### Your instructions
Give a faithful, exact copy of all entries, minus the images.
+++ Source material +++
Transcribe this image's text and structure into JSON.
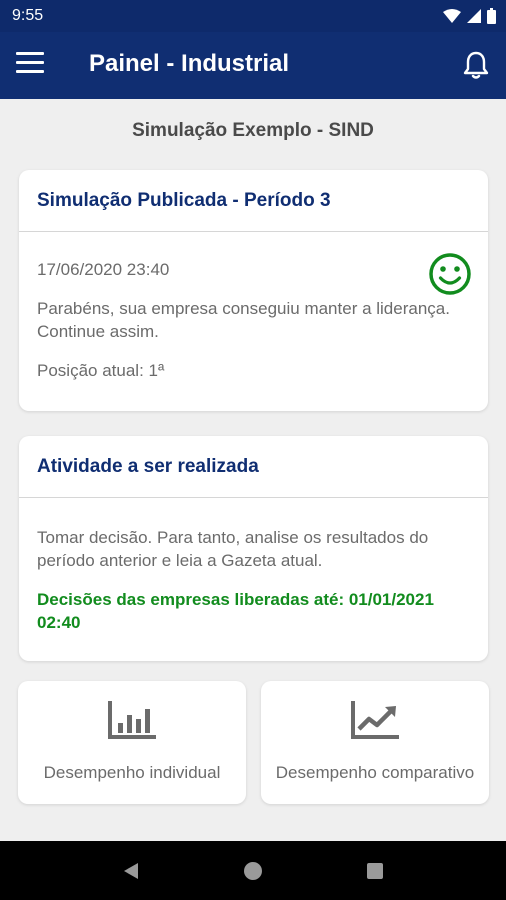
{
  "status_bar": {
    "time": "9:55",
    "icons": [
      "wifi-icon",
      "signal-icon",
      "battery-icon"
    ]
  },
  "app_bar": {
    "title": "Painel - Industrial",
    "menu_icon": "menu-icon",
    "notification_icon": "bell-icon"
  },
  "simulation_name": "Simulação Exemplo - SIND",
  "published_card": {
    "title": "Simulação Publicada - Período 3",
    "date": "17/06/2020 23:40",
    "message": "Parabéns, sua empresa conseguiu manter a liderança. Continue assim.",
    "position": "Posição atual: 1ª",
    "mood_icon": "smiley-icon",
    "mood_color": "#128c1e"
  },
  "activity_card": {
    "title": "Atividade a ser realizada",
    "instruction": "Tomar decisão. Para tanto, analise os resultados do período anterior e leia a Gazeta atual.",
    "deadline": "Decisões das empresas liberadas até: 01/01/2021 02:40",
    "deadline_color": "#128c1e"
  },
  "tiles": [
    {
      "label": "Desempenho individual",
      "icon": "bar-chart-icon"
    },
    {
      "label": "Desempenho comparativo",
      "icon": "trending-up-icon"
    }
  ],
  "nav_bar": {
    "buttons": [
      "back-icon",
      "home-icon",
      "recents-icon"
    ]
  },
  "colors": {
    "primary": "#102e72",
    "background": "#efefef",
    "success": "#128c1e"
  }
}
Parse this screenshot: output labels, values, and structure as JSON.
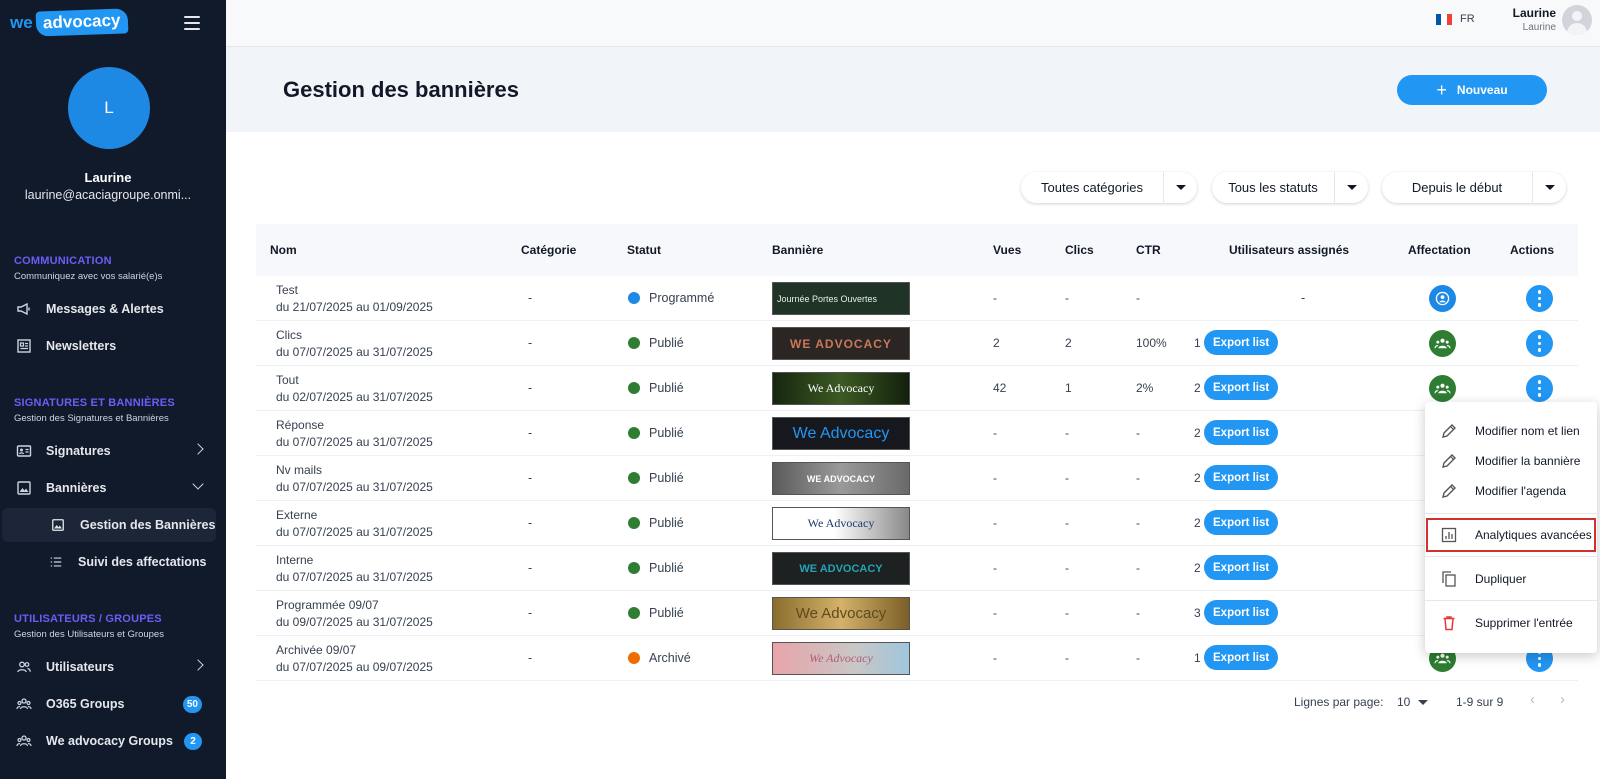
{
  "brand": {
    "we": "we",
    "advocacy": "advocacy"
  },
  "profile": {
    "initial": "L",
    "name": "Laurine",
    "email": "laurine@acaciagroupe.onmi..."
  },
  "sections": {
    "communication": {
      "title": "COMMUNICATION",
      "subtitle": "Communiquez avec vos salarié(e)s"
    },
    "signatures": {
      "title": "SIGNATURES ET BANNIÈRES",
      "subtitle": "Gestion des Signatures et Bannières"
    },
    "users": {
      "title": "UTILISATEURS / GROUPES",
      "subtitle": "Gestion des Utilisateurs et Groupes"
    }
  },
  "nav": {
    "messages": "Messages & Alertes",
    "newsletters": "Newsletters",
    "signatures": "Signatures",
    "bannieres": "Bannières",
    "gestion_bannieres": "Gestion des Bannières",
    "suivi_affectations": "Suivi des affectations",
    "utilisateurs": "Utilisateurs",
    "o365_groups": "O365 Groups",
    "o365_badge": "50",
    "we_groups": "We advocacy Groups",
    "we_groups_badge": "2"
  },
  "topbar": {
    "lang": "FR",
    "user_name": "Laurine",
    "user_sub": "Laurine"
  },
  "page": {
    "title": "Gestion des bannières",
    "new_button": "Nouveau"
  },
  "filters": {
    "category": "Toutes catégories",
    "status": "Tous les statuts",
    "period": "Depuis le début"
  },
  "table": {
    "headers": [
      "Nom",
      "Catégorie",
      "Statut",
      "Bannière",
      "Vues",
      "Clics",
      "CTR",
      "Utilisateurs assignés",
      "Affectation",
      "Actions"
    ],
    "export_label": "Export list",
    "rows": [
      {
        "name": "Test",
        "dates": "du 21/07/2025 au 01/09/2025",
        "category": "-",
        "status": "Programmé",
        "status_color": "#1e88e5",
        "banner_text": "Journée Portes Ouvertes",
        "views": "-",
        "clicks": "-",
        "ctr": "-",
        "assigned": "-",
        "assign_type": "single"
      },
      {
        "name": "Clics",
        "dates": "du 07/07/2025 au 31/07/2025",
        "category": "-",
        "status": "Publié",
        "status_color": "#2e7d32",
        "banner_text": "WE ADVOCACY",
        "views": "2",
        "clicks": "2",
        "ctr": "100%",
        "assigned": "1",
        "assign_type": "group"
      },
      {
        "name": "Tout",
        "dates": "du 02/07/2025 au 31/07/2025",
        "category": "-",
        "status": "Publié",
        "status_color": "#2e7d32",
        "banner_text": "We Advocacy",
        "views": "42",
        "clicks": "1",
        "ctr": "2%",
        "assigned": "2",
        "assign_type": "group"
      },
      {
        "name": "Réponse",
        "dates": "du 07/07/2025 au 31/07/2025",
        "category": "-",
        "status": "Publié",
        "status_color": "#2e7d32",
        "banner_text": "We Advocacy",
        "views": "-",
        "clicks": "-",
        "ctr": "-",
        "assigned": "2",
        "assign_type": "group"
      },
      {
        "name": "Nv mails",
        "dates": "du 07/07/2025 au 31/07/2025",
        "category": "-",
        "status": "Publié",
        "status_color": "#2e7d32",
        "banner_text": "WE ADVOCACY",
        "views": "-",
        "clicks": "-",
        "ctr": "-",
        "assigned": "2",
        "assign_type": "group"
      },
      {
        "name": "Externe",
        "dates": "du 07/07/2025 au 31/07/2025",
        "category": "-",
        "status": "Publié",
        "status_color": "#2e7d32",
        "banner_text": "We Advocacy",
        "views": "-",
        "clicks": "-",
        "ctr": "-",
        "assigned": "2",
        "assign_type": "group"
      },
      {
        "name": "Interne",
        "dates": "du 07/07/2025 au 31/07/2025",
        "category": "-",
        "status": "Publié",
        "status_color": "#2e7d32",
        "banner_text": "WE ADVOCACY",
        "views": "-",
        "clicks": "-",
        "ctr": "-",
        "assigned": "2",
        "assign_type": "group"
      },
      {
        "name": "Programmée 09/07",
        "dates": "du 09/07/2025 au 31/07/2025",
        "category": "-",
        "status": "Publié",
        "status_color": "#2e7d32",
        "banner_text": "We Advocacy",
        "views": "-",
        "clicks": "-",
        "ctr": "-",
        "assigned": "3",
        "assign_type": "group"
      },
      {
        "name": "Archivée 09/07",
        "dates": "du 07/07/2025 au 09/07/2025",
        "category": "-",
        "status": "Archivé",
        "status_color": "#ef6c00",
        "banner_text": "We Advocacy",
        "views": "-",
        "clicks": "-",
        "ctr": "-",
        "assigned": "1",
        "assign_type": "group"
      }
    ]
  },
  "pagination": {
    "rows_label": "Lignes par page:",
    "rows_value": "10",
    "range": "1-9 sur 9"
  },
  "context_menu": {
    "edit_name": "Modifier nom et lien",
    "edit_banner": "Modifier la bannière",
    "edit_agenda": "Modifier l'agenda",
    "analytics": "Analytiques avancées",
    "duplicate": "Dupliquer",
    "delete": "Supprimer l'entrée"
  },
  "colors": {
    "primary": "#2196f3",
    "sidebar": "#111a2b",
    "section_title": "#6d5cf6",
    "assign_green": "#2e7d32",
    "highlight_red": "#d32f2f"
  }
}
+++
### Reply
Transcribe this image's text and structure into JSON.
{
  "status_bar": {
    "time": "9:55",
    "icons": [
      "wifi-icon",
      "signal-icon",
      "battery-icon"
    ]
  },
  "app_bar": {
    "title": "Painel - Industrial",
    "menu_icon": "menu-icon",
    "notification_icon": "bell-icon"
  },
  "simulation_name": "Simulação Exemplo - SIND",
  "published_card": {
    "title": "Simulação Publicada - Período 3",
    "date": "17/06/2020 23:40",
    "message": "Parabéns, sua empresa conseguiu manter a liderança. Continue assim.",
    "position": "Posição atual: 1ª",
    "mood_icon": "smiley-icon",
    "mood_color": "#128c1e"
  },
  "activity_card": {
    "title": "Atividade a ser realizada",
    "instruction": "Tomar decisão. Para tanto, analise os resultados do período anterior e leia a Gazeta atual.",
    "deadline": "Decisões das empresas liberadas até: 01/01/2021 02:40",
    "deadline_color": "#128c1e"
  },
  "tiles": [
    {
      "label": "Desempenho individual",
      "icon": "bar-chart-icon"
    },
    {
      "label": "Desempenho comparativo",
      "icon": "trending-up-icon"
    }
  ],
  "nav_bar": {
    "buttons": [
      "back-icon",
      "home-icon",
      "recents-icon"
    ]
  },
  "colors": {
    "primary": "#102e72",
    "background": "#efefef",
    "success": "#128c1e"
  }
}
Parse this screenshot: output labels, values, and structure as JSON.
{
  "brand": {
    "we": "we",
    "advocacy": "advocacy"
  },
  "profile": {
    "initial": "L",
    "name": "Laurine",
    "email": "laurine@acaciagroupe.onmi..."
  },
  "sections": {
    "communication": {
      "title": "COMMUNICATION",
      "subtitle": "Communiquez avec vos salarié(e)s"
    },
    "signatures": {
      "title": "SIGNATURES ET BANNIÈRES",
      "subtitle": "Gestion des Signatures et Bannières"
    },
    "users": {
      "title": "UTILISATEURS / GROUPES",
      "subtitle": "Gestion des Utilisateurs et Groupes"
    }
  },
  "nav": {
    "messages": "Messages & Alertes",
    "newsletters": "Newsletters",
    "signatures": "Signatures",
    "bannieres": "Bannières",
    "gestion_bannieres": "Gestion des Bannières",
    "suivi_affectations": "Suivi des affectations",
    "utilisateurs": "Utilisateurs",
    "o365_groups": "O365 Groups",
    "o365_badge": "50",
    "we_groups": "We advocacy Groups",
    "we_groups_badge": "2"
  },
  "topbar": {
    "lang": "FR",
    "user_name": "Laurine",
    "user_sub": "Laurine"
  },
  "page": {
    "title": "Gestion des bannières",
    "new_button": "Nouveau"
  },
  "filters": {
    "category": "Toutes catégories",
    "status": "Tous les statuts",
    "period": "Depuis le début"
  },
  "table": {
    "headers": [
      "Nom",
      "Catégorie",
      "Statut",
      "Bannière",
      "Vues",
      "Clics",
      "CTR",
      "Utilisateurs assignés",
      "Affectation",
      "Actions"
    ],
    "export_label": "Export list",
    "rows": [
      {
        "name": "Test",
        "dates": "du 21/07/2025 au 01/09/2025",
        "category": "-",
        "status": "Programmé",
        "status_color": "#1e88e5",
        "banner_text": "Journée Portes Ouvertes",
        "views": "-",
        "clicks": "-",
        "ctr": "-",
        "assigned": "-",
        "assign_type": "single"
      },
      {
        "name": "Clics",
        "dates": "du 07/07/2025 au 31/07/2025",
        "category": "-",
        "status": "Publié",
        "status_color": "#2e7d32",
        "banner_text": "WE ADVOCACY",
        "views": "2",
        "clicks": "2",
        "ctr": "100%",
        "assigned": "1",
        "assign_type": "group"
      },
      {
        "name": "Tout",
        "dates": "du 02/07/2025 au 31/07/2025",
        "category": "-",
        "status": "Publié",
        "status_color": "#2e7d32",
        "banner_text": "We Advocacy",
        "views": "42",
        "clicks": "1",
        "ctr": "2%",
        "assigned": "2",
        "assign_type": "group"
      },
      {
        "name": "Réponse",
        "dates": "du 07/07/2025 au 31/07/2025",
        "category": "-",
        "status": "Publié",
        "status_color": "#2e7d32",
        "banner_text": "We Advocacy",
        "views": "-",
        "clicks": "-",
        "ctr": "-",
        "assigned": "2",
        "assign_type": "group"
      },
      {
        "name": "Nv mails",
        "dates": "du 07/07/2025 au 31/07/2025",
        "category": "-",
        "status": "Publié",
        "status_color": "#2e7d32",
        "banner_text": "WE ADVOCACY",
        "views": "-",
        "clicks": "-",
        "ctr": "-",
        "assigned": "2",
        "assign_type": "group"
      },
      {
        "name": "Externe",
        "dates": "du 07/07/2025 au 31/07/2025",
        "category": "-",
        "status": "Publié",
        "status_color": "#2e7d32",
        "banner_text": "We Advocacy",
        "views": "-",
        "clicks": "-",
        "ctr": "-",
        "assigned": "2",
        "assign_type": "group"
      },
      {
        "name": "Interne",
        "dates": "du 07/07/2025 au 31/07/2025",
        "category": "-",
        "status": "Publié",
        "status_color": "#2e7d32",
        "banner_text": "WE ADVOCACY",
        "views": "-",
        "clicks": "-",
        "ctr": "-",
        "assigned": "2",
        "assign_type": "group"
      },
      {
        "name": "Programmée 09/07",
        "dates": "du 09/07/2025 au 31/07/2025",
        "category": "-",
        "status": "Publié",
        "status_color": "#2e7d32",
        "banner_text": "We Advocacy",
        "views": "-",
        "clicks": "-",
        "ctr": "-",
        "assigned": "3",
        "assign_type": "group"
      },
      {
        "name": "Archivée 09/07",
        "dates": "du 07/07/2025 au 09/07/2025",
        "category": "-",
        "status": "Archivé",
        "status_color": "#ef6c00",
        "banner_text": "We Advocacy",
        "views": "-",
        "clicks": "-",
        "ctr": "-",
        "assigned": "1",
        "assign_type": "group"
      }
    ]
  },
  "pagination": {
    "rows_label": "Lignes par page:",
    "rows_value": "10",
    "range": "1-9 sur 9"
  },
  "context_menu": {
    "edit_name": "Modifier nom et lien",
    "edit_banner": "Modifier la bannière",
    "edit_agenda": "Modifier l'agenda",
    "analytics": "Analytiques avancées",
    "duplicate": "Dupliquer",
    "delete": "Supprimer l'entrée"
  },
  "colors": {
    "primary": "#2196f3",
    "sidebar": "#111a2b",
    "section_title": "#6d5cf6",
    "assign_green": "#2e7d32",
    "highlight_red": "#d32f2f"
  }
}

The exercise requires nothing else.